|May-09-04|| ||Lawrence: 4...e5 was weak, 4...f6 would have been much better.|
13...0-0-0(...f6), 18...e8(...c8), and 37...ac8(...f5) aggravated matters. (Junior 8)
|May-31-04|| ||Swindler: A nice game! Black "only" needs two tempi to castle kingside after move 12 and put the king to safety, but White's slight lead in development is enough to foil the plan. |
|Nov-05-04|| ||WMD: 24...Kf7 sets a little trap which Tarrasch avoids. 25.b5? Na5 and Black would manage to successfully activate his pieces, because 26.Kb4 Nd5+ 27.Kxa5?? Ra8#. |
|Mar-04-07|| ||Octavia: game 28 in Chernev: Logical chess, move by move|
|Nov-02-07|| ||Dr. Siggy: R. Fine, "Basic Chess Endings", New York 1941, page 460: - "Two pieces plus one Pawn always win against a Rook.
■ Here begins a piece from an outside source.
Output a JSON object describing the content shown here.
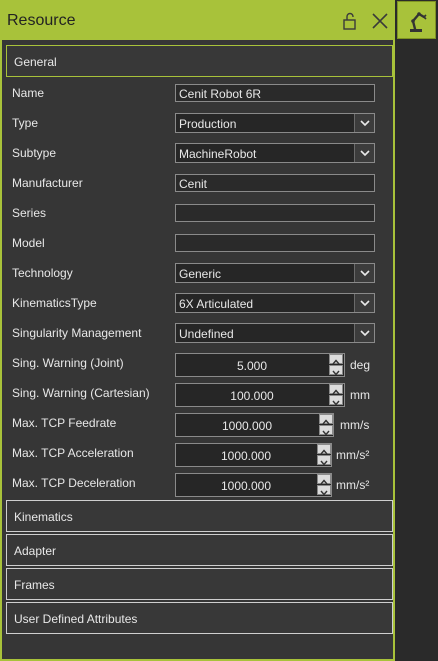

Rook plus one Pawn vs. two pieces is normally a draw, while Rook plus two Pawns vs. two pieces is always won. With more material on the board, positional considerations may alter these rules."|
F. Reinfeld, "Tarrasch's Best Game of Chess", London 1947, pages 169-71: - (i) After 17... Kxd8: "Tarrasch's little combination has given him a winning endgame. An agile Rook and two Pawns are more than a match for two awkwardly placed Knights which are incapable of cooperation. White's goal will now be two united passed Pawns on the Queen's side, but first he will improve the position of his King and reduce the Knights to virtual helplessness." - (ii) About 20. Kc4: "The King is strongly posted here, as will be seen." - (iii) About 27. Rd3!: "Black must either yield the open file or else permit an exchange which will make clear the helplessness of his Knights." - (iv) About 29. a5: "The advance of the Pawn practically stalemates one of the Knights." - (v) After 31... Na7: "[...] Now that one of the Knights cannot move, the other Knight must be dislodged by means of c4." - (vi) About 36. Ra1: "The Rook has completed its work on the a-file; the occupation of the seventh rank is now in order." - (vii) About 38. Kc5: "The King is now posted for the kill."
|Apr-09-10|| ||pferd: In Reinfeld's book he has the correct move 37 for Black: Ndc8. In response to 37...Nac8 White has simply 38.a7|
So the position at move 41 is:
click for larger view
This makes a nice puzzle, (with White in check!) because after the obvious 41.Rxd7+ Kxd7 White wins, not with the tempting 42.Kb6? but 42.b5
White could even lose with 42.Kb6? Nc8+ 43.Kb7 Nd6+ 44.Kb8 Nxc4 45.a7 Nb6 46.Kb7 Na8! 47.Kxa8? (47.Kb8 draws) Kc7 and Black wins.
|Feb-28-12|| ||Naniwazu: Very methodical endgame play by Tarrasch.|